Scenic Austin, Texas – View from Lady Bird Lake.

When the City authorized the construction of a new $508 million water treatment plant in northwest Austin in 2009, expectations were high and so were the challenges. The site is located in an environmentally sensitive area with underground karst features that carry runnoff to Austin’s “crown jewel”, Barton Springs. The project also included tunneling under the Balcones Canyonlands Preserve, home to threatened and endangered species of birds and salamanders. MWH Constructors personnel worked to balance these complex needs as they created the advanced, new treatment plant. Raw water comes from Lake Travis, nearly a mile away, and now has the capability to supply 35 percent of the city’s water. It provides a reliable, continuous system and much needed backup service during periodic shutdowns and maintenance of the city’s two older treatment plants. The facility’s buildings are designed to achieve a Leadership in Energy and Environmental Design LEED(R) Silver rating.

 
Close collaboration with the local community and all contractors was a significant factor in the project’s success. Designers aligned with the city’s environmental plan to protect local habitats and to minimize any impacts to sensitive areas. The main finished water tunnel, which connects the plant to the existing water distribution system, was routed away from habitat areas; fragile geological formations were treated with care.

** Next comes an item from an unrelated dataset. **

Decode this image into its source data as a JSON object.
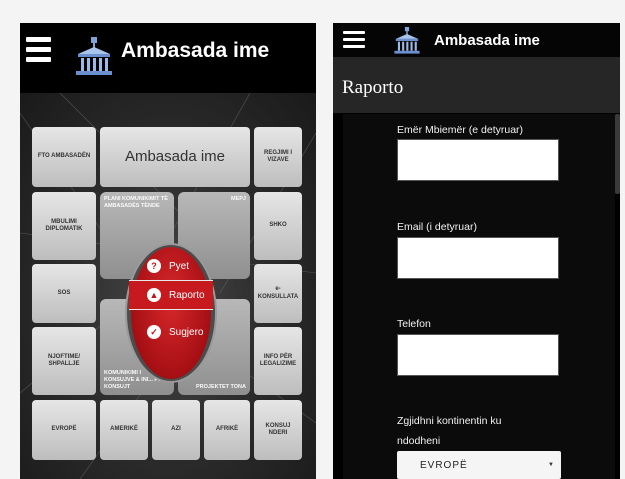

While reviewing the design documents, MWH Constructors personnel recognized some constructability challenges with the design of the intake structure on Lake Travis and the hard, limestone formations. MWH worked with the design team to alter the design, thereby improving the construction efficiency and preventing potential problems. MWH also partnered successfully with local subcontractors and far exceeded the client’s goals for inclusion of minority and women-owned businesses. Together, we awarded contracts to local businesses totaling over $63 million during the first three years of the project.

With more than three million hours invested, MWH created a design that was cost effective, while still delivering long-term value, environmental stewardship and innovative water treatment. Best of all, we ensured the delivery of safe, reliable drinking water to the citizens of Austin.